|3-relocate-SG SBJ FUT DEF NOM-cat-SG DEF TERM-hearth-SG,
3-feel-SG RSLT FUT NOM-3.MI-SG ACC-warm-ness-SG
|were the cat to move to the hearth, it would feel warmth.|
Notice that the first example above is in the present tense and the second in future tense.
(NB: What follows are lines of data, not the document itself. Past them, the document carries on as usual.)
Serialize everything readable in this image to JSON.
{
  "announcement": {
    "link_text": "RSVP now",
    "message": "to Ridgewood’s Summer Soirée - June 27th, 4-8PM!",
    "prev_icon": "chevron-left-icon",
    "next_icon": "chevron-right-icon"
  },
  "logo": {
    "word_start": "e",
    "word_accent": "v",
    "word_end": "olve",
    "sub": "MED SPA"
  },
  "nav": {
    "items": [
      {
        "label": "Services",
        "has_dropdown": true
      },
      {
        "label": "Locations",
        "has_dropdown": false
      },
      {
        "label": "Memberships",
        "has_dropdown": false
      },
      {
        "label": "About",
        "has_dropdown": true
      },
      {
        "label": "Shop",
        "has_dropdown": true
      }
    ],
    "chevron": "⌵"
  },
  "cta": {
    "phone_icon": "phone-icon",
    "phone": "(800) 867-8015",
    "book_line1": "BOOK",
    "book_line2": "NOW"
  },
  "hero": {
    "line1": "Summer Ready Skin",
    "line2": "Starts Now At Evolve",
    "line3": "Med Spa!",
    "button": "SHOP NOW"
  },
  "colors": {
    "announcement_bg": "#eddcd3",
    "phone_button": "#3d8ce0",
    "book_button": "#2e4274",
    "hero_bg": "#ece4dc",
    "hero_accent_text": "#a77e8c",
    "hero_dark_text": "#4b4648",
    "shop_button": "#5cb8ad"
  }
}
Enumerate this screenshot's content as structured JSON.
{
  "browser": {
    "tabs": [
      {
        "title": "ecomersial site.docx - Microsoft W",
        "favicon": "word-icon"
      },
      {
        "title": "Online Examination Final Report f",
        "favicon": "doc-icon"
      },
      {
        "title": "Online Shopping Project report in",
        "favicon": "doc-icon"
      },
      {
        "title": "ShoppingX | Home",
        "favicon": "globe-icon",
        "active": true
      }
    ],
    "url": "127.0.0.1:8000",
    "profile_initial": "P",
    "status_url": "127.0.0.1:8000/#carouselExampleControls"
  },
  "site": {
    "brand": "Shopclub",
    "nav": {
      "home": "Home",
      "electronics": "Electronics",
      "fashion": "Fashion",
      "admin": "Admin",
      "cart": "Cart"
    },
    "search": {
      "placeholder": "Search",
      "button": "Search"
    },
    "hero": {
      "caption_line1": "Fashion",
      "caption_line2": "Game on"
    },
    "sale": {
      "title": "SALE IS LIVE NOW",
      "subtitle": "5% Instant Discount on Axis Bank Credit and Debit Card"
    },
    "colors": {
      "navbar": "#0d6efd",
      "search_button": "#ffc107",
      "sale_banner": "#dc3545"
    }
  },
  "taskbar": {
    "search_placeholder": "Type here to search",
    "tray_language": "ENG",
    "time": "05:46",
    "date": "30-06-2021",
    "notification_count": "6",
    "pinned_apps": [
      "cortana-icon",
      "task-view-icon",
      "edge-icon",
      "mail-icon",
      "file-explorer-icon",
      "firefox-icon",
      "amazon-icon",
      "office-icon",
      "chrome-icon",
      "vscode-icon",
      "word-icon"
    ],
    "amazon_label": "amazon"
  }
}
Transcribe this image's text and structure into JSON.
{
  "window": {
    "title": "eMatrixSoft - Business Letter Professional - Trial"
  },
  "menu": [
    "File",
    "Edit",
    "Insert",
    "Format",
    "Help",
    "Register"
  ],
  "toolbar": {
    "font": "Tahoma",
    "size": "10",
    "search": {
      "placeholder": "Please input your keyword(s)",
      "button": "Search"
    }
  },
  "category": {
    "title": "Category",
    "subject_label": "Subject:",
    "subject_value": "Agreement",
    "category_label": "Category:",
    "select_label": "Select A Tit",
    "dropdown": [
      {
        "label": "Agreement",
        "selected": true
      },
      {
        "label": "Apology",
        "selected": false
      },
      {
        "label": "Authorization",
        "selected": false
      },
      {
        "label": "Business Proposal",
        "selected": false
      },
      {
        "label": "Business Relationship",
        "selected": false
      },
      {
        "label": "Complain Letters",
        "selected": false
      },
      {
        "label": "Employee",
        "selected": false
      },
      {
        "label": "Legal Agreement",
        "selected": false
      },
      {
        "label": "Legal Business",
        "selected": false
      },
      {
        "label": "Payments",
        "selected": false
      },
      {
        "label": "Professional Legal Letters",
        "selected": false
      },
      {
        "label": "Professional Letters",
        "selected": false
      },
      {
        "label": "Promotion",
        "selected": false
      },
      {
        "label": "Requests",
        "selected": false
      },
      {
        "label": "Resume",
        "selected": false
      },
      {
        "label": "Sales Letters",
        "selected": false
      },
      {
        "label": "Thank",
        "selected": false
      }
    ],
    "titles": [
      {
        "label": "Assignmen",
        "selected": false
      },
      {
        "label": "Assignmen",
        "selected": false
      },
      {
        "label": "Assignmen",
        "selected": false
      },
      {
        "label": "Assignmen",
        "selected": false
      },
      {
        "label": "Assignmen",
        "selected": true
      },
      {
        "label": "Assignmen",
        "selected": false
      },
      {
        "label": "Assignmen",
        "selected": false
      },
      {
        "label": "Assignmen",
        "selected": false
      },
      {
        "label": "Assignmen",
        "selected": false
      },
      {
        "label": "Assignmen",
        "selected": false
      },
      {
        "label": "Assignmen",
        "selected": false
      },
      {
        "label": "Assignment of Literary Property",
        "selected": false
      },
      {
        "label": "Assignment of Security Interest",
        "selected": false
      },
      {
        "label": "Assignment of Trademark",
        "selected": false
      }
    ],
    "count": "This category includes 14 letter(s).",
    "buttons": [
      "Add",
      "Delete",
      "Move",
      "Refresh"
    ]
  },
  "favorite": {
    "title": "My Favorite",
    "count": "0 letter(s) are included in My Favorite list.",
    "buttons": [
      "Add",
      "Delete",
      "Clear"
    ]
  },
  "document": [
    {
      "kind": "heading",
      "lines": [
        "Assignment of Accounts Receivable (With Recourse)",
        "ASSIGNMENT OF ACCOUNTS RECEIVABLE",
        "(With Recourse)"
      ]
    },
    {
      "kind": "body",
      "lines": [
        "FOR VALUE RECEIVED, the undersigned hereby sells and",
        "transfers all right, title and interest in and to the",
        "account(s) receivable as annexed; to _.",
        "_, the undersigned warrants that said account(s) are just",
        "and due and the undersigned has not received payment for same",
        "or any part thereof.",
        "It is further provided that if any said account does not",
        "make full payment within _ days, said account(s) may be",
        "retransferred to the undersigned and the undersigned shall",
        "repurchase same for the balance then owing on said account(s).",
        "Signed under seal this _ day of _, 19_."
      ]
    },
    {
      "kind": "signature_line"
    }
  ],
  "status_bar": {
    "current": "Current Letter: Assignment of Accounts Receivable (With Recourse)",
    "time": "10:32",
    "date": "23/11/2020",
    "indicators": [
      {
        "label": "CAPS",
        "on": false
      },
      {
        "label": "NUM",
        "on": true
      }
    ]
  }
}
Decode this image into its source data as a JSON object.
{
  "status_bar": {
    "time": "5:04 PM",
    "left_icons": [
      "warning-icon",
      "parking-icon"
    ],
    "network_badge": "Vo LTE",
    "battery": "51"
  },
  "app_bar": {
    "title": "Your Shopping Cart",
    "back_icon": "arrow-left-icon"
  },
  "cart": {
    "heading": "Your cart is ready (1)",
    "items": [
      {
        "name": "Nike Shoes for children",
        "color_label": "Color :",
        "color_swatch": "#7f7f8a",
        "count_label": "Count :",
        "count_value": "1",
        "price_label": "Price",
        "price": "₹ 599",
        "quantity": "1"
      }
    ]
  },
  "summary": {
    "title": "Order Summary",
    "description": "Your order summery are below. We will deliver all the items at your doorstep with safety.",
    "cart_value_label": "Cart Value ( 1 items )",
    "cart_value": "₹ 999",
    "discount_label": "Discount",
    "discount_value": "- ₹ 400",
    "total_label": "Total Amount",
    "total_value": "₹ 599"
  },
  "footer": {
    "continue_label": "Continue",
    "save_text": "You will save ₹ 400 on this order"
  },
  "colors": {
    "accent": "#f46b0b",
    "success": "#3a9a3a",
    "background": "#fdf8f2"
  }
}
This is because irreal states are traditionally stated in the present, but actions are considered to be hypothetical future, and their results must follow suit.
The abilitative, formed using the particle róš, is used to express ability.
|apíh róš ar urídó||díhaup fa róš?|
|a-píh-Ø róš ar ur-ídó-Ø||dí-haup-Ø fa róš|
|1-see-SG ABIL DEF ACC-horse-SG||2.HI.PR-swim Q ABIL|
|I can see the horse||can you swim?|
The permissive, formed using the particle ší, is used to express allowability and request permission.
|ašan fa ší?||sođím ší|
|a-šan-Ø fa ší?||so-đím-Ø ší|
|1.exc-dance-SG PERM||2.HI.IN-eat-SG PERM|
|may I dance?||you may eat|
Used to express requirement (must, have to, need to), the compulsory is formed using the particle yú.
|I must dress|
Used to express a preference or admonition (should, ought to, it would be best if), the obligational is expressed using the particle žam.
|díšad žam urrin|
|dí-šad-Ø žam ur-rin-Ø|
|2.HI.PR-kiss-SG OBLG ACC-3.HI.PR-SG|
|you should kiss him/her|
Used to express anticipation or expectation (be supposed to, be expected to), the expectational is expressed using the particle cú.
|I expect to dance|
Used to express willingness, the dispositional is formed using the particle éf.
|I am willing to dance|
Used to express having a right to or being entitled to do something, the prerogative is formed using the particle kú. Stronger than permissive, it implies a reference to either social tradition or written law.
|tad kú wen|
|Ø-tad-Ø kú Ø-wen-Ø|
|3-speak-SG PRER NOM-3.HI.SU-SG|
|s/he (superior) is entitled to speak|
Desire, want. DSD
The speaker is deducing based on evidence. (That must be the ambassador.) DDCT
Used to express that the statement is unlikely, or that the speaker is unsure that the statement is true, the dubitative is formed using the particle šwa.
|men šwa mé urke|
|Ø-men-Ø šwa Ø-mé ur-ke|
|3-take-SG DUB NOM-3.HI.IN ACC-3.LI|
|s/he probably didn’t take it
/ I doubt s/he took it (of an inferior)
The speaker is guessing or speculating. (He might be her son.) SPEC
Most mood particles may be combined when more than one applies to a given verb. When this occurs there is a preferred order. For example, optative or subjunctive will come first, with abilitative or permissive appended to it.
|als ašan wóší||díhwap tríróš|
|if 1.exc-dance SBJ-PERM||2.HI.PR-swim OPT-ABIL|
|if I may dance||may you be able to swim|
Imperative and interrogative particles do not combine with other mood particles. They always come before any others.